Aleph cs351









It was, I believe, 2003 when my fraternization with Creative Sources began, and with it the experience of previously unheard-of combinations of ineffable sonorities and unique talents in disparate improvisational milieus. Cellist and composer Guilherme Rodrigues — the son of label honcho Ernesto — was 15 at that time, this writer well remembering his smiles of gladness in front of such a young kid fully immersed in unusual environments, yet expressing his voice like a veteran. Quite often the early albums from the Portuguese imprint featured ensembles that, exactly as this quartet, were proposing valuable methods to snatch compelling sounds from the jaws of silence. That silence was not just a superficial symbol hiding pretentious attitudes: the air was truly pregnant of peculiar signals to be captured, understood and re-synthesized into new forms of knowledge.

Fourteen years later the question is: am I really willing to keep listening to this type of material? Can expert listeners find elements of interest in contingencies and junctions that have been heard thousands of times by now? It might be too easy to answer with a firm "no", and ultimately it would be a huge error. In fact, Aleph — in absence of groundbreaking intuitions — still represents a valid alternative to the blasé listlessness that has become a trademark in many and one post-Cage/pseudo-zen contexts. It manages to transmit an appreciable degree of liveliness in a place where undertones, murmurs, shrilling frequencies and out-and-out noises coexist without excessive problems.

The two live tracks, lasting 34 and 7 minutes respectively, show a stark contrast between the "mortal" instruments (Rodrigues' cello and Gris' cornet) and the cochlea-pricking emissions of sinewaves (Area) and synthesizer (Torres). While segments exist where a modicum of tentativeness momentarily succeeds in dismantling the walls of acoustic cohesion, luckily the bulk of this disc comprises attractive structural fragments and resonating constituents capable of awakening the inner ear's responsiveness. The strictly timbral traits and the general temperament may vary — from wheezing to excruciatingly throbbing, with remnants of concrete objectivity scattered around — but the collective spirit animating the interplay doesn't. It's called honesty, and you can still perceive its presence here. But only after having delivered the mind from the excesses of critical analysis. Massimo Ricci (The Squid's Ear)

Aleph, recorded live in Madrid in December 2015, might be the debut leader album for Guilherme Rodrigues (cello), who is joined by David Area (sines, cracklebox, bottle), Guillermo Torres (synth) & Tomás Gris (cornet, objects). The album consists of a long improvised track, followed by a shorter one that almost seems like an encore — not so unlike Live at the Metz' Arsenal by the MMM Quartet.

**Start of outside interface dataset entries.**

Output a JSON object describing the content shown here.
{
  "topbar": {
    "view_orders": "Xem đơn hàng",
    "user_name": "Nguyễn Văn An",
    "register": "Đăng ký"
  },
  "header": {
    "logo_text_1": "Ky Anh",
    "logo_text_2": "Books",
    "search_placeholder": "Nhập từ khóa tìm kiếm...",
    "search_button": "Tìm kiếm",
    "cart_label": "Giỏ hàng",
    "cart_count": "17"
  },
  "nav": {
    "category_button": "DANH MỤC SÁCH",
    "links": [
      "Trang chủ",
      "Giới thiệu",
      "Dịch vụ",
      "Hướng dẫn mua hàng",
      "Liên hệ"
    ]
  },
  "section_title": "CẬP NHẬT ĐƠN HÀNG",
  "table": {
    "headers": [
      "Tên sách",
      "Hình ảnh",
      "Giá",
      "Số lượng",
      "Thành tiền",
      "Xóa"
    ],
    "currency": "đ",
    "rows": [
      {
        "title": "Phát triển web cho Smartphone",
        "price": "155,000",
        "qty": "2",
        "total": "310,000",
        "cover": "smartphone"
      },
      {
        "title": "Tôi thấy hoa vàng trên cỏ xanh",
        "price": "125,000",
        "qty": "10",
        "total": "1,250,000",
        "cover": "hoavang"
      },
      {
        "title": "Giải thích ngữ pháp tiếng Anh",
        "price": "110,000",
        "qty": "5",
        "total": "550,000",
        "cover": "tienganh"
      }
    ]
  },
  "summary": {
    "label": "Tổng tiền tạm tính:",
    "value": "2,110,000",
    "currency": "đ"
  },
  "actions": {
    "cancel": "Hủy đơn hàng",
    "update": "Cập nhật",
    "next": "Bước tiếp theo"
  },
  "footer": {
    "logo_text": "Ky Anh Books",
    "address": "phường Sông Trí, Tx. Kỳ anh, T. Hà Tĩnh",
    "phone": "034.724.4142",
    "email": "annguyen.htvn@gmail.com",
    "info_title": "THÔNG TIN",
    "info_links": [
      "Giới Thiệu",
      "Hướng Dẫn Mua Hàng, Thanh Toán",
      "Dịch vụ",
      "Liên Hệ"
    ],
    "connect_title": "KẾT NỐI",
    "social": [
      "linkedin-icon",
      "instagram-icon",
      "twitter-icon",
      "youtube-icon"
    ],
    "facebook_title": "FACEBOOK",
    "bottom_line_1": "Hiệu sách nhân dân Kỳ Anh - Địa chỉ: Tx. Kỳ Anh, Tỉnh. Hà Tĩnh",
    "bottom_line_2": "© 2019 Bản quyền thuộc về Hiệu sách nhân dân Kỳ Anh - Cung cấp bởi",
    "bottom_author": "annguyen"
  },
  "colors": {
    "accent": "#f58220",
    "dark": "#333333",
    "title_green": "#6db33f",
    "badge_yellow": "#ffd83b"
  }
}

Indeed, the ensembles might be taken to be vaguely similar, even as Aleph is an album less dense with ideas, marking perhaps tentative relations more so than the studied multiplicity of the former. The album notes thank Wade Matthews, and one might also compare it to Primary Envelopment, likewise for its attempt to reshape perceptions (albeit with less sharpness to the high pitches). On Aleph, the different sounds are articulated through significant differences, such that they stay rather separate, suggesting what I've called a "less dense" ecology. I think there is more to be developed here, more to grow one might say, and I also assume that the entire quartet is rather young, so development of their group ecology does seem likely. It's already a worthwhile debut, particularly if one reframes my remarks as the music displaying an overall sense of balance & restraint (& even gravity) within an adventurous sonic idiom. 24 May 2016. Todd McComb's Jazz Thoughts